The future of trail running: A conversation with Dylan Bowman
Dylan Bowman is known across mountains and trails the world over for his feats as a professional trail runner. He’s won and podiumed at the sport’s most iconic races, including the Western States 100, Hardrock 100, and the Ultra-Trail Mount Fuji. Now, with trail running’s flame burning brighter than ever, he’s committed to ushering in the best possible future for the sport.
We caught up with Bowman to determine if the hype around trail running has legs (pun intended), his evolving identity as an athlete, and what the future holds for athletes and brands in the trail running space.
How do you define your "job title" right now?
It's gotten more complicated lately. I'm a professional athlete first and foremost, though I'm not as young as I once was. I'm experimenting with media entrepreneurship with my platform, Freetrail. I'm a race director for the Gorge Waterfalls trail running races. And I've got the honor of being a board member for the world's oldest 100-mile race, the Western States 100. At a high level, I'm trying to bridge the gap between the old guard and the new school of one of the fastest-growing outdoor sports.
Tell us about the evolution of your identity from athlete to the multi-hyphenate business card you've got today.
I had a personal identity crisis in 2019 caused by a succession of injuries and some difficult things happening in my personal life. That was the catalyst for launching into a new trajectory. I'd been an athlete my entire life, playing lacrosse through college. I just loved sports and being an athlete. And for a long time, being an athlete was a big chunk of my identity. But in 2019, with injuries stacking up, I had to confront who I was outside of that narrow definition. Who was I, if not a professional athlete? That was tough. But it helped me realize that I couldn't hang my hat on being an athlete full-time forever. I needed to evolve.

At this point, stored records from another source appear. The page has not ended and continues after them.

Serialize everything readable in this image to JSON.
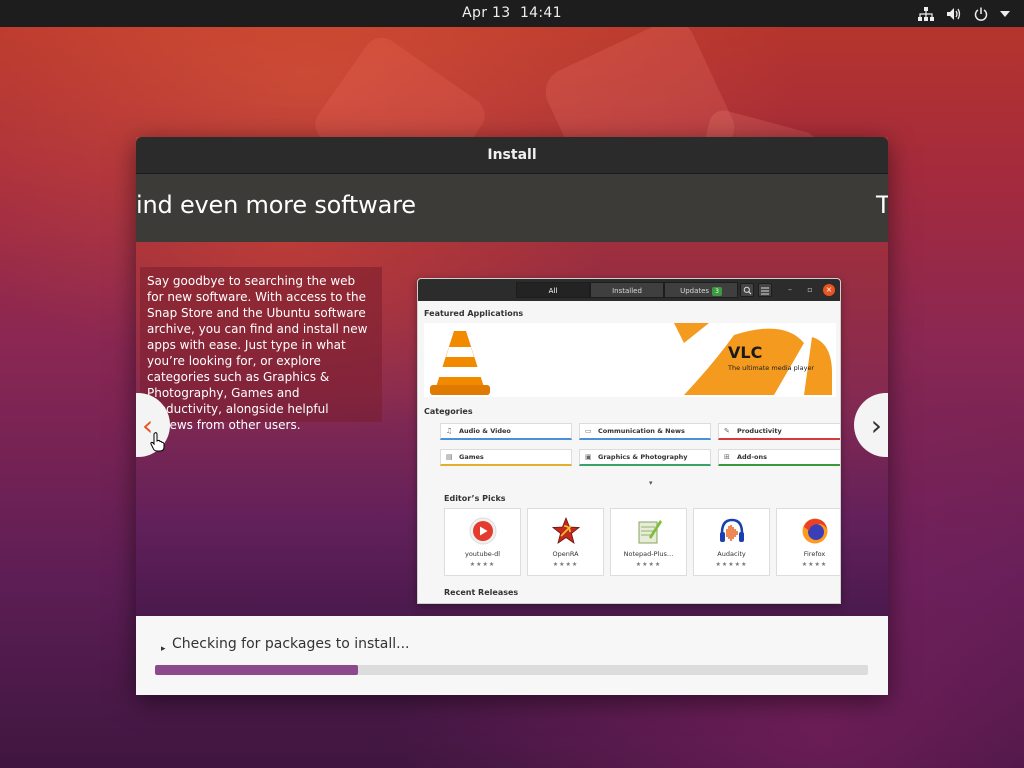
{
  "topbar": {
    "date": "Apr 13",
    "time": "14:41",
    "icons": [
      "network-icon",
      "volume-icon",
      "power-icon",
      "menu-arrow-icon"
    ]
  },
  "window": {
    "title": "Install",
    "slide_title": "ind even more software",
    "slide_title_next": "T",
    "description": "Say goodbye to searching the web for new software. With access to the Snap Store and the Ubuntu software archive, you can find and install new apps with ease. Just type in what you’re looking for, or explore categories such as Graphics & Photography, Games and Productivity, alongside helpful reviews from other users.",
    "nav_prev": "‹",
    "nav_next": "›"
  },
  "store": {
    "tabs": [
      {
        "label": "All"
      },
      {
        "label": "Installed"
      },
      {
        "label": "Updates",
        "badge": "3"
      }
    ],
    "featured_label": "Featured Applications",
    "featured_app": {
      "name": "VLC",
      "tagline": "The ultimate media player"
    },
    "categories_label": "Categories",
    "categories": [
      {
        "label": "Audio & Video",
        "color": "#4a90d9"
      },
      {
        "label": "Communication & News",
        "color": "#4a90d9"
      },
      {
        "label": "Productivity",
        "color": "#d63a3a"
      },
      {
        "label": "Games",
        "color": "#e0b030"
      },
      {
        "label": "Graphics & Photography",
        "color": "#3aa36a"
      },
      {
        "label": "Add-ons",
        "color": "#3a9a3a"
      }
    ],
    "editors_picks_label": "Editor’s Picks",
    "picks": [
      {
        "name": "youtube-dl",
        "stars": "★★★★"
      },
      {
        "name": "OpenRA",
        "stars": "★★★★"
      },
      {
        "name": "Notepad-Plus…",
        "stars": "★★★★"
      },
      {
        "name": "Audacity",
        "stars": "★★★★★"
      },
      {
        "name": "Firefox",
        "stars": "★★★★"
      }
    ],
    "recent_label": "Recent Releases"
  },
  "footer": {
    "status": "Checking for packages to install...",
    "progress": 0.285
  },
  "colors": {
    "accent": "#e95420",
    "progress": "#8a4a8c"
  }
}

The first question I asked myself was about making an impact: How can I be of service? I always felt like an adept communicator, and I loved talking about sports. I consumed sports media like crazy, but felt particularly drawn to the stories that humanized athletes; those that gave the audience a way to connect to these people. So, I married all these things together and, with a lot of support and hard work, Freetrail was born.
And what is Freetrail, exactly?

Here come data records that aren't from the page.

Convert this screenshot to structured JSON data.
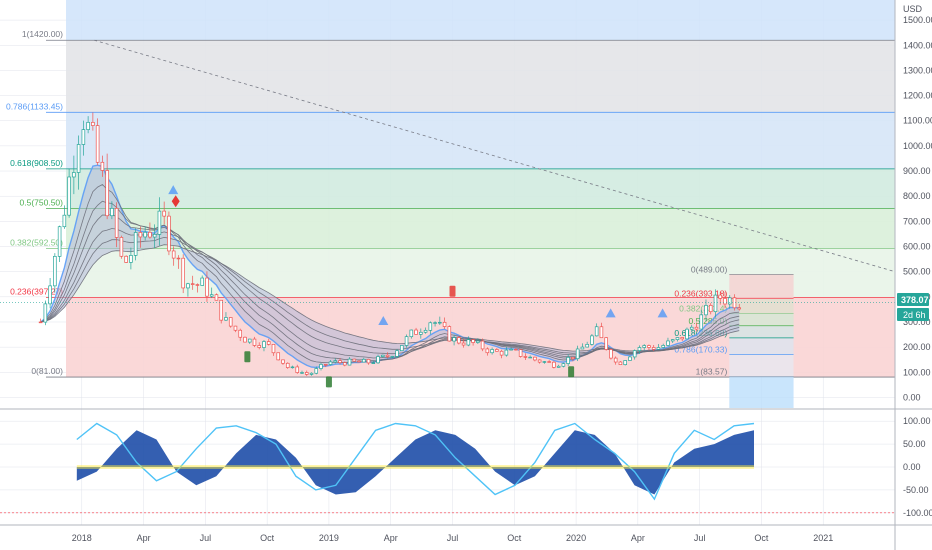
{
  "currency": "USD",
  "current_price": "378.07",
  "countdown": "2d 6h",
  "colors": {
    "bull": "#26a69a",
    "bear": "#ef5350",
    "up": "#2196f3",
    "grid": "#e0e3eb",
    "text": "#50535e"
  },
  "chart_data": [
    {
      "type": "line",
      "panel": "main",
      "title": "",
      "x_ticks": [
        "2018",
        "Apr",
        "Jul",
        "Oct",
        "2019",
        "Apr",
        "Jul",
        "Oct",
        "2020",
        "Apr",
        "Jul",
        "Oct",
        "2021"
      ],
      "y_ticks": [
        0,
        100,
        200,
        300,
        400,
        500,
        600,
        700,
        800,
        900,
        1000,
        1100,
        1200,
        1300,
        1400,
        1500
      ],
      "ylim": [
        -30,
        1560
      ],
      "price_series": {
        "x": [
          "2017-11",
          "2017-12",
          "2018-01",
          "2018-02",
          "2018-03",
          "2018-04",
          "2018-05",
          "2018-06",
          "2018-07",
          "2018-08",
          "2018-09",
          "2018-10",
          "2018-11",
          "2018-12",
          "2019-01",
          "2019-02",
          "2019-03",
          "2019-04",
          "2019-05",
          "2019-06",
          "2019-07",
          "2019-08",
          "2019-09",
          "2019-10",
          "2019-11",
          "2019-12",
          "2020-01",
          "2020-02",
          "2020-03",
          "2020-04",
          "2020-05",
          "2020-06",
          "2020-07",
          "2020-08",
          "2020-09"
        ],
        "close": [
          300,
          690,
          1150,
          860,
          520,
          660,
          690,
          460,
          440,
          300,
          230,
          210,
          120,
          90,
          140,
          140,
          140,
          170,
          250,
          310,
          230,
          215,
          180,
          180,
          150,
          130,
          170,
          260,
          130,
          200,
          200,
          230,
          310,
          400,
          378
        ]
      },
      "fib_retracement_1": {
        "labels": [
          "1(1420.00)",
          "0.786(1133.45)",
          "0.618(908.50)",
          "0.5(750.50)",
          "0.382(592.50)",
          "0.236(397.27)",
          "0(81.00)"
        ],
        "levels": [
          1420,
          1133.45,
          908.5,
          750.5,
          592.5,
          397.27,
          81
        ]
      },
      "fib_retracement_2": {
        "labels": [
          "0(489.00)",
          "0.236(393.18)",
          "0.382(333.4)",
          "0.5(285.0)",
          "0.618(236.68)",
          "0.786(170.33)",
          "1(83.57)"
        ],
        "levels": [
          489,
          393.18,
          333.4,
          285,
          236.68,
          170.33,
          83.57
        ]
      }
    },
    {
      "type": "area",
      "panel": "oscillator",
      "y_ticks": [
        100,
        50,
        0,
        -50,
        -100
      ],
      "ylim": [
        -120,
        120
      ],
      "series": [
        {
          "values": [
            60,
            95,
            70,
            10,
            -30,
            -10,
            40,
            85,
            90,
            75,
            50,
            -20,
            -50,
            -40,
            20,
            80,
            95,
            90,
            70,
            20,
            -20,
            -60,
            -40,
            10,
            80,
            95,
            60,
            30,
            -10,
            -70,
            30,
            80,
            60,
            90,
            95
          ]
        },
        {
          "values": [
            -30,
            -10,
            40,
            80,
            60,
            -10,
            -40,
            -20,
            30,
            70,
            60,
            20,
            -40,
            -60,
            -55,
            -20,
            20,
            60,
            80,
            70,
            40,
            -10,
            -40,
            -20,
            30,
            80,
            70,
            30,
            -40,
            -60,
            10,
            40,
            50,
            70,
            80
          ]
        }
      ]
    }
  ]
}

Freetrail is a training and media platform dedicated to trail running, a sport that has changed my life. As a training app, I wanted to create something that helped everyone on their running journey, whether they were lacing up a pair of trail shoes for the first time or a seasoned 100-mile veteran. To that end, it has a catalog of interactive training plans for athletes of all levels.
But it was important to me, based on my own experiences as a competitor, that we take a 360-degree approach to athlete development. Think strength training plans, mobility programs, yoga and meditation lessons, and nutritional information. It’s all about holistic development. None of these things existed when I was starting in the sport, so I created the platform I wish I’d had in my earlier years.
On the media side, we produce two podcasts and publish social content. The idea is to have wide-ranging conversations with people from every corner of the trail running industry. It's one of the things I love doing most, honestly. And it's a natural outgrowth for me because, as I said earlier, I love conversing with people and hearing about their lives. Sharing those stories with people across the planet is just something special. And given where I am in my career as an athlete, I know how important it is to be able to get your story out there.
Can we double-click on that? Why is that so important to you? And to athletes in general?
It's crucial because athletic accomplishments only go so far, at least as far as making a living is concerned. You've got to perform athletically, sure. But there needs to be something people can connect with beyond that. There are so many fast runners out there winning races, so what helps athletes secure sponsorships, which are very much the lifeblood of most trail runners' careers today? You have to communicate your story. And when it comes down to it, it's the athlete's responsibility to make that happen.
I had a moment in my career where it became abundantly clear that no one would help me tell my story—I had to do it myself. And this became the lens through which I started evaluating my sponsorships. Free products and a check every year are great, but if I wanted my impact to extend beyond my athletic prime, the traditional model wouldn't cut it.
Now, I'm fortunate to pair my athletic sponsorships with Freetrail's media business to help deliver even more value for brands, which ultimately creates more value for myself, too. Extending my identity beyond the term 'athlete' has helped me build a bigger, more relevant personal brand, which is attractive to sponsors.
So what might the athlete-sponsorship model of the future look like in trail running?
This is a great question. I'll use my own experience as an example. One of my most recent sponsorship deals is with Speedland, a Portland-based footwear company. I'm an athlete for the brand, but they have also committed to sponsoring Gorge Waterfalls 50/100k and Freetrail's media projects. And because I felt so aligned with their philosophy and approach to trail running, I became an ownership partner in the brand, too. The important thing here is that this aligns our incentives in a concrete way. We're literally invested in each other.
I've worn logos and represented products in the past, but being an owner is a different dynamic altogether. I feel empowered, and I want other athletes to feel that. This sort of model is becoming more and more common, with world-class athletes like Simone Biles and Allyson Felix striking up similar deals with Athleta. The concept of athletes receiving ownership equity in exchange for attaching their personal brands to businesses is indicative of power shifting to athletes and creators. I'm here for it. I'm an advocate for professional athletes, and that's what I'm hoping to help cultivate in trail running.
Zooming out, what do you think about the future of the sport of trail running as a whole?
I'm very bullish. I've got the reputation of being the guy who's constantly beating the drum for the sport. That's just a product of believing that trail running is a life-changing sport. The simplicity of it is incredible. And compared to other endurance sports, it's such a spectacle. Compare the Ultra Trail du Mont Blanc (a race that circumnavigates Mont Blanc through three different countries) with your typical American Ironman race. They're just not in the same league. But the lynchpin for the next five years is bringing the sport into people's living rooms to highlight the drama and the athletes' stories, all set against these awe-inspiring landscapes. We've got to enhance the race day experience for fans through live streaming and commentary. That's beginning to happen now, particularly at the biggest races.
Trail running has a huge advantage if it can get the word out and showcase its values and awe. And I think the world needs more spirited competition with people bringing the best out of each other. We need more connection, to share more empathy with each other. Trail running embodies all of those things, so I'm excited to embrace the future and help build the best one possible.